Web Real-Time Communication (WebRTC) is a collection of protocols and APIs that enable real-time communication over the Web -- it's pretty self-explanatory. Most everyone in our industry will be familiar with WebRTC by this point, as it's been a hot topic for years, touted as promising technology for B2B and B2C interactions. It's simple, if your business has a website, WebRTC can help drive more interaction with that website.
As technologies have evolved to give organizations more options for communicating with customer bases, customer expectations have also risen. People today expect seamless, straightforward interactions online, and WebRTC-enabled communications promise to meet these expectations with an end-to-end, high-quality user experience.
However, the application of this developing technology is met with a degree of uncertainty. What's the future of WebRTC, and is it going to bring the next-level online communication we've been waiting for?
To explore these lingering questions around WebRTC, I interviewed Felix Winstone, director of Talkative, a U.K.-based company that enables the real-time communication between businesses and their customers through WebRTC-enabled technologies. Its mission is to "convert website visitors into customers." Felix answers questions on the benefits of the technology for the further development of online communications:
How do you view WebRTC?
WebRTC is a transformative piece of technology that allows real-time communications over the Web. WebRTC is not an application, but rather should be thought of as infrastructure. What if anybody with a browser or mobile device could set up a video call and collaborate, without needing special applications or having to download plugins? WebRTC on its own is merely a technical achievement, albeit an impressive one. Its true value is as an enabler for great new solutions.
How can a business's customers benefit from WebRTC?
Consumers want hassle-free and effective contact. WebRTC-based customer contact bypasses the need to use a telephone to speak with someone. Consumer frustration with call centers stems from the fact that agents tend to have no context as to why you are calling them. WebRTC calls pass through relevant website data with your call, meaning you're put through to the right agent, and that agent knows what pages you've visited, and any account information.
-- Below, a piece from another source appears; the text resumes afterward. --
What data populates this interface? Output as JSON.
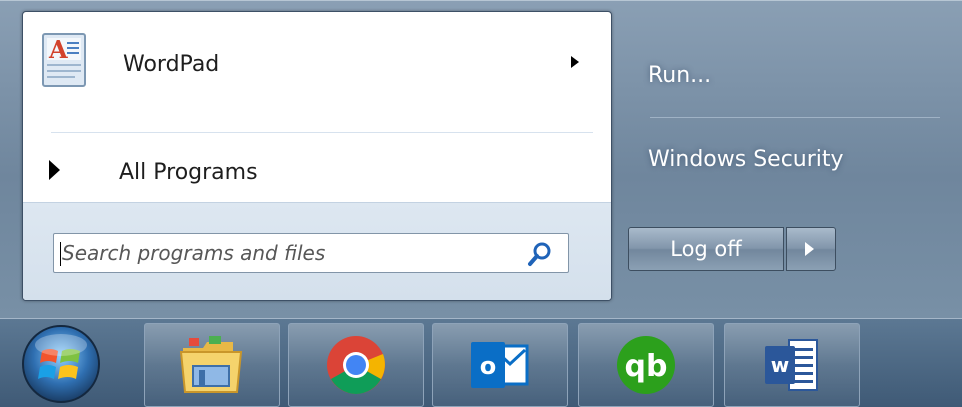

Are there any implications to the integration of the technology?
WebRTC is supported by all browsers, so very little 'set up' is needed. Typically, just a few lines of code is required to add WebRTC to a website. You can also get the calls to ring through into your existing phone systems.
What are the technological challenges WebRTC faces today?
For the last few years, adoption by Apple on iOS and Safari platforms were a big question mark. Many people had uncertainty about when, if ever, Apple would adopt WebRTC standards. Luckily, in September Apple included full support for the protocol on all its devices. This is a significant step for WebRTC, and we will now see even greater usage and applications built around the protocol.
Where do the WebRTC-enabled communications stand when it comes to security and quality of the interaction?
WebRTC mandates that all communication is encrypted, so everything is secure. The most popular, high-quality audio and video codecs are supported as well. The main thing to watch out for is bandwidth availability. This is less of a problem for voice, but video can consume greater bandwidth. Luckily, there are ways to safeguard against this. For online customer service scenarios, you should look for a WebRTC solution with Quality of Service monitoring to ensure optimal experiences for your customers.
How is WebRTC going to impact the future of communications? Is this the beginning of an era where interactions are taking place exclusively online?
I'd argue we're already in the era of the majority of interactions happening online. There has been a meteoric rise in ecommerce and customer-facing websites in the last 10 years. However, telephony is lagging behind. WebRTC now allows these real-time voice calls online. If you consider the advantage of multi-media, data-rich communications that WebRTC allows, I think it's inevitable that all our chat, voice, and video interactions will happen exclusively online.
What are the disadvantages of the VoIP technologies employed prior to the development of WebRTC?
In the context of online customer service, WebRTC is in many ways the first of its kind. Before WebRTC-based services, as a consumer you had to rely on your telephone. Leaving the website, dialing a number, and being put through to someone who has no context of your online journey isn't the best experience! WebRTC solves this.
Overall, the implementation of the WebRTC technology has the potential of unifying telephony and online communications while providing the ultimate seamless user experience. As its current limitations are expected to be resolved in the near future, there's pretty much no reason as to why online businesses shouldn't consider offering their customers the ability to communicate via a device and a network of their choice.